§ **Aim of the exercise**
For each line of the listing below that contains the string "Apply", copy the line.

*** Material provided Section Begins ***

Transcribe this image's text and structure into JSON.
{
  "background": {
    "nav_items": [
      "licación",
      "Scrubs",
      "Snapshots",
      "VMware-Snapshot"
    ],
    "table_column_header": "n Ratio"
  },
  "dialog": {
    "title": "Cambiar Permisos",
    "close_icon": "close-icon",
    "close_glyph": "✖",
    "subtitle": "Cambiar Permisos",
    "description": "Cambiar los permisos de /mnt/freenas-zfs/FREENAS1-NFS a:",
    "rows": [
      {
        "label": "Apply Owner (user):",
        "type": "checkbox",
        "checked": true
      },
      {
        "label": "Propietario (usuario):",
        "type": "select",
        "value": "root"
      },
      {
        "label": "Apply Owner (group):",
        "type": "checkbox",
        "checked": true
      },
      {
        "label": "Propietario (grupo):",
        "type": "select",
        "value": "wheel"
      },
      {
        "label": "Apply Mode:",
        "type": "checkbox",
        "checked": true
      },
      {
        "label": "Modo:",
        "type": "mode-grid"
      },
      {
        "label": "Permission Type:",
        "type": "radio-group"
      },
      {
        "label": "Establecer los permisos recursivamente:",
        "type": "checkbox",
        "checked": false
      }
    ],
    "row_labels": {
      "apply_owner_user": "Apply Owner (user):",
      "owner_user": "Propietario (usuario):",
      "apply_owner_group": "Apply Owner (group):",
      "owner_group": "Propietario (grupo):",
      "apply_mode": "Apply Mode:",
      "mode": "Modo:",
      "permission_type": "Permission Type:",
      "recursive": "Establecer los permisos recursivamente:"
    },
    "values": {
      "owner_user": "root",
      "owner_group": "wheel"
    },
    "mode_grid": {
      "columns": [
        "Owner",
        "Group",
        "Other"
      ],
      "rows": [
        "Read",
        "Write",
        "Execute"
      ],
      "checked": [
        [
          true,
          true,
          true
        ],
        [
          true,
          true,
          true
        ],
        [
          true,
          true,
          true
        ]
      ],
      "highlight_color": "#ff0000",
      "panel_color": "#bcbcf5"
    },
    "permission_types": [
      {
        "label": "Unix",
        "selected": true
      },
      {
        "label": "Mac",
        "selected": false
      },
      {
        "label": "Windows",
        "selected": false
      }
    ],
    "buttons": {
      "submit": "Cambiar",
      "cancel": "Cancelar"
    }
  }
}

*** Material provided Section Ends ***

§ **Solution**
        "label": "Apply Owner (user):",
        "label": "Apply Owner (group):",
        "label": "Apply Mode:",
      "apply_owner_user": "Apply Owner (user):",
      "apply_owner_group": "Apply Owner (group):",
      "apply_mode": "Apply Mode:",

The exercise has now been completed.